Exactness is required throughout. Return every record once more.

** Opening Records for processing block **

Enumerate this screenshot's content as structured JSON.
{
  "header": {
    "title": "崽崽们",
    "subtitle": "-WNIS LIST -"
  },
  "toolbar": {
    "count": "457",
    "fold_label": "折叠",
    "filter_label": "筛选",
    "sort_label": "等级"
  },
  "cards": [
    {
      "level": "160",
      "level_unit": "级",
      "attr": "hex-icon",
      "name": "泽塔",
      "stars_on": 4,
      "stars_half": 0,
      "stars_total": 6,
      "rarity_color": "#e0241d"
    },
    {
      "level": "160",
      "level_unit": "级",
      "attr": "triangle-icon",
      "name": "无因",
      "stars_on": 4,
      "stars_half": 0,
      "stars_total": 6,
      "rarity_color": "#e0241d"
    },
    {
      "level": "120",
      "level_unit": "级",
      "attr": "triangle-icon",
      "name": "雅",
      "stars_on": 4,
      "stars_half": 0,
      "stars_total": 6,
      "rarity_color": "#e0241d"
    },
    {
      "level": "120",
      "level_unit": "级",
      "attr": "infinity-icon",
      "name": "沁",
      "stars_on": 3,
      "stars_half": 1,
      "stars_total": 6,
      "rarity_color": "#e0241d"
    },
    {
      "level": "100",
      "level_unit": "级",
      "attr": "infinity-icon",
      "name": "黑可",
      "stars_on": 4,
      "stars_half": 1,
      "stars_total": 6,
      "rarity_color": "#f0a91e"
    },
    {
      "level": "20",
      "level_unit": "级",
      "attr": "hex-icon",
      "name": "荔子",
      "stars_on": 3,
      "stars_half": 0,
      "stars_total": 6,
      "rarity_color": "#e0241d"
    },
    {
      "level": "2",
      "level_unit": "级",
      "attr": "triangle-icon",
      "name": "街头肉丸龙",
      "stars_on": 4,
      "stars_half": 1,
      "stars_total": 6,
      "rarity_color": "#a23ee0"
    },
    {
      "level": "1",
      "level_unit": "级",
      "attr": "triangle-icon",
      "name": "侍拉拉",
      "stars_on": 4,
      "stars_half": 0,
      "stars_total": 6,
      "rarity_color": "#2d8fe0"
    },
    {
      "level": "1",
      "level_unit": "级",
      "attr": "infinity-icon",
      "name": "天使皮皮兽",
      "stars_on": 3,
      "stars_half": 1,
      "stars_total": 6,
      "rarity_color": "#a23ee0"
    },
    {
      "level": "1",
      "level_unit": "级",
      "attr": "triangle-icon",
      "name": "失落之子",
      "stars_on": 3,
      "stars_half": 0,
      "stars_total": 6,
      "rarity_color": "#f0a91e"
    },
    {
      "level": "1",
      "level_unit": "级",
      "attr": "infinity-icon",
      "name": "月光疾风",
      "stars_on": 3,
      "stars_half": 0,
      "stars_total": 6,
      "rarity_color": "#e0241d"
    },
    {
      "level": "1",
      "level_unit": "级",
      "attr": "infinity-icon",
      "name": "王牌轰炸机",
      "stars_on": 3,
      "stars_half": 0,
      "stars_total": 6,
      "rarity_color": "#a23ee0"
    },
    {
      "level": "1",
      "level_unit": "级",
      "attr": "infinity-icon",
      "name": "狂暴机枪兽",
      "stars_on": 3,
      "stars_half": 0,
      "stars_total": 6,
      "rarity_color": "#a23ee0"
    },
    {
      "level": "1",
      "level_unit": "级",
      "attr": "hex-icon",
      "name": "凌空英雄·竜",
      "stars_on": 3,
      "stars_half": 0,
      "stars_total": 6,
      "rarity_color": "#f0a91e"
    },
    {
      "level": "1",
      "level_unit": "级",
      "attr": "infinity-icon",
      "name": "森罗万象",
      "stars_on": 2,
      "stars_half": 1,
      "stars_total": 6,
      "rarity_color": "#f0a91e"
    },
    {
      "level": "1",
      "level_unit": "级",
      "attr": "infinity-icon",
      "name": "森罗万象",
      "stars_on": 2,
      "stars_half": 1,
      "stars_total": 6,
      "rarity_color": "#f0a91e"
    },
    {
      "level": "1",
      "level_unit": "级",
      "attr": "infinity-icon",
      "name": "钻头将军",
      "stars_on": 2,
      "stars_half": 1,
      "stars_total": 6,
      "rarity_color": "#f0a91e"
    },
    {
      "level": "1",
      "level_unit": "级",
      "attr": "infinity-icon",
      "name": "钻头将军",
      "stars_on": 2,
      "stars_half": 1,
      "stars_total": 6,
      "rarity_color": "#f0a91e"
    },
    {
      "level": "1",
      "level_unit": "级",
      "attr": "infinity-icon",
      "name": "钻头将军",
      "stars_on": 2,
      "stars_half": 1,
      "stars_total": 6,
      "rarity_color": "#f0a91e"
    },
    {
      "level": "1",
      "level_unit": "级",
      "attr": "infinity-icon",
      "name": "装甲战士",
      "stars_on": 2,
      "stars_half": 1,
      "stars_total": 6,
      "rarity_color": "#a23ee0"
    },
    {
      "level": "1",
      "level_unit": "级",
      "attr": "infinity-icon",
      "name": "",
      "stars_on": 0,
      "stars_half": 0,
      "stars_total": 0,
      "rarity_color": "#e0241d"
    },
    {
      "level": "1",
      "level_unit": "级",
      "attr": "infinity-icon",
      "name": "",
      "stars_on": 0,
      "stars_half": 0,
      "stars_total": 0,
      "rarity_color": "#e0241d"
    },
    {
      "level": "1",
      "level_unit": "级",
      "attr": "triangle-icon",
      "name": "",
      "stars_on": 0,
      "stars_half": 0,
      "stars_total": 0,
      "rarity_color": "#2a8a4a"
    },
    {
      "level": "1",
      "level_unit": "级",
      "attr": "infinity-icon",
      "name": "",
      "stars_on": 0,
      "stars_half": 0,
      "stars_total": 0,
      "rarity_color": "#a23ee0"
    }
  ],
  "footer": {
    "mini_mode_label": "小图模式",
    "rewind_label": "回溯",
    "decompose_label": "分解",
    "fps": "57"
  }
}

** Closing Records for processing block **

Solution for this problem
Enumerate this screenshot's content as structured JSON.
{
  "header": {
    "title": "崽崽们",
    "subtitle": "-WNIS LIST -"
  },
  "toolbar": {
    "count": "457",
    "fold_label": "折叠",
    "filter_label": "筛选",
    "sort_label": "等级"
  },
  "cards": [
    {
      "level": "160",
      "level_unit": "级",
      "attr": "hex-icon",
      "name": "泽塔",
      "stars_on": 4,
      "stars_half": 0,
      "stars_total": 6,
      "rarity_color": "#e0241d"
    },
    {
      "level": "160",
      "level_unit": "级",
      "attr": "triangle-icon",
      "name": "无因",
      "stars_on": 4,
      "stars_half": 0,
      "stars_total": 6,
      "rarity_color": "#e0241d"
    },
    {
      "level": "120",
      "level_unit": "级",
      "attr": "triangle-icon",
      "name": "雅",
      "stars_on": 4,
      "stars_half": 0,
      "stars_total": 6,
      "rarity_color": "#e0241d"
    },
    {
      "level": "120",
      "level_unit": "级",
      "attr": "infinity-icon",
      "name": "沁",
      "stars_on": 3,
      "stars_half": 1,
      "stars_total": 6,
      "rarity_color": "#e0241d"
    },
    {
      "level": "100",
      "level_unit": "级",
      "attr": "infinity-icon",
      "name": "黑可",
      "stars_on": 4,
      "stars_half": 1,
      "stars_total": 6,
      "rarity_color": "#f0a91e"
    },
    {
      "level": "20",
      "level_unit": "级",
      "attr": "hex-icon",
      "name": "荔子",
      "stars_on": 3,
      "stars_half": 0,
      "stars_total": 6,
      "rarity_color": "#e0241d"
    },
    {
      "level": "2",
      "level_unit": "级",
      "attr": "triangle-icon",
      "name": "街头肉丸龙",
      "stars_on": 4,
      "stars_half": 1,
      "stars_total": 6,
      "rarity_color": "#a23ee0"
    },
    {
      "level": "1",
      "level_unit": "级",
      "attr": "triangle-icon",
      "name": "侍拉拉",
      "stars_on": 4,
      "stars_half": 0,
      "stars_total": 6,
      "rarity_color": "#2d8fe0"
    },
    {
      "level": "1",
      "level_unit": "级",
      "attr": "infinity-icon",
      "name": "天使皮皮兽",
      "stars_on": 3,
      "stars_half": 1,
      "stars_total": 6,
      "rarity_color": "#a23ee0"
    },
    {
      "level": "1",
      "level_unit": "级",
      "attr": "triangle-icon",
      "name": "失落之子",
      "stars_on": 3,
      "stars_half": 0,
      "stars_total": 6,
      "rarity_color": "#f0a91e"
    },
    {
      "level": "1",
      "level_unit": "级",
      "attr": "infinity-icon",
      "name": "月光疾风",
      "stars_on": 3,
      "stars_half": 0,
      "stars_total": 6,
      "rarity_color": "#e0241d"
    },
    {
      "level": "1",
      "level_unit": "级",
      "attr": "infinity-icon",
      "name": "王牌轰炸机",
      "stars_on": 3,
      "stars_half": 0,
      "stars_total": 6,
      "rarity_color": "#a23ee0"
    },
    {
      "level": "1",
      "level_unit": "级",
      "attr": "infinity-icon",
      "name": "狂暴机枪兽",
      "stars_on": 3,
      "stars_half": 0,
      "stars_total": 6,
      "rarity_color": "#a23ee0"
    },
    {
      "level": "1",
      "level_unit": "级",
      "attr": "hex-icon",
      "name": "凌空英雄·竜",
      "stars_on": 3,
      "stars_half": 0,
      "stars_total": 6,
      "rarity_color": "#f0a91e"
    },
    {
      "level": "1",
      "level_unit": "级",
      "attr": "infinity-icon",
      "name": "森罗万象",
      "stars_on": 2,
      "stars_half": 1,
      "stars_total": 6,
      "rarity_color": "#f0a91e"
    },
    {
      "level": "1",
      "level_unit": "级",
      "attr": "infinity-icon",
      "name": "森罗万象",
      "stars_on": 2,
      "stars_half": 1,
      "stars_total": 6,
      "rarity_color": "#f0a91e"
    },
    {
      "level": "1",
      "level_unit": "级",
      "attr": "infinity-icon",
      "name": "钻头将军",
      "stars_on": 2,
      "stars_half": 1,
      "stars_total": 6,
      "rarity_color": "#f0a91e"
    },
    {
      "level": "1",
      "level_unit": "级",
      "attr": "infinity-icon",
      "name": "钻头将军",
      "stars_on": 2,
      "stars_half": 1,
      "stars_total": 6,
      "rarity_color": "#f0a91e"
    },
    {
      "level": "1",
      "level_unit": "级",
      "attr": "infinity-icon",
      "name": "钻头将军",
      "stars_on": 2,
      "stars_half": 1,
      "stars_total": 6,
      "rarity_color": "#f0a91e"
    },
    {
      "level": "1",
      "level_unit": "级",
      "attr": "infinity-icon",
      "name": "装甲战士",
      "stars_on": 2,
      "stars_half": 1,
      "stars_total": 6,
      "rarity_color": "#a23ee0"
    },
    {
      "level": "1",
      "level_unit": "级",
      "attr": "infinity-icon",
      "name": "",
      "stars_on": 0,
      "stars_half": 0,
      "stars_total": 0,
      "rarity_color": "#e0241d"
    },
    {
      "level": "1",
      "level_unit": "级",
      "attr": "infinity-icon",
      "name": "",
      "stars_on": 0,
      "stars_half": 0,
      "stars_total": 0,
      "rarity_color": "#e0241d"
    },
    {
      "level": "1",
      "level_unit": "级",
      "attr": "triangle-icon",
      "name": "",
      "stars_on": 0,
      "stars_half": 0,
      "stars_total": 0,
      "rarity_color": "#2a8a4a"
    },
    {
      "level": "1",
      "level_unit": "级",
      "attr": "infinity-icon",
      "name": "",
      "stars_on": 0,
      "stars_half": 0,
      "stars_total": 0,
      "rarity_color": "#a23ee0"
    }
  ],
  "footer": {
    "mini_mode_label": "小图模式",
    "rewind_label": "回溯",
    "decompose_label": "分解",
    "fps": "57"
  }
}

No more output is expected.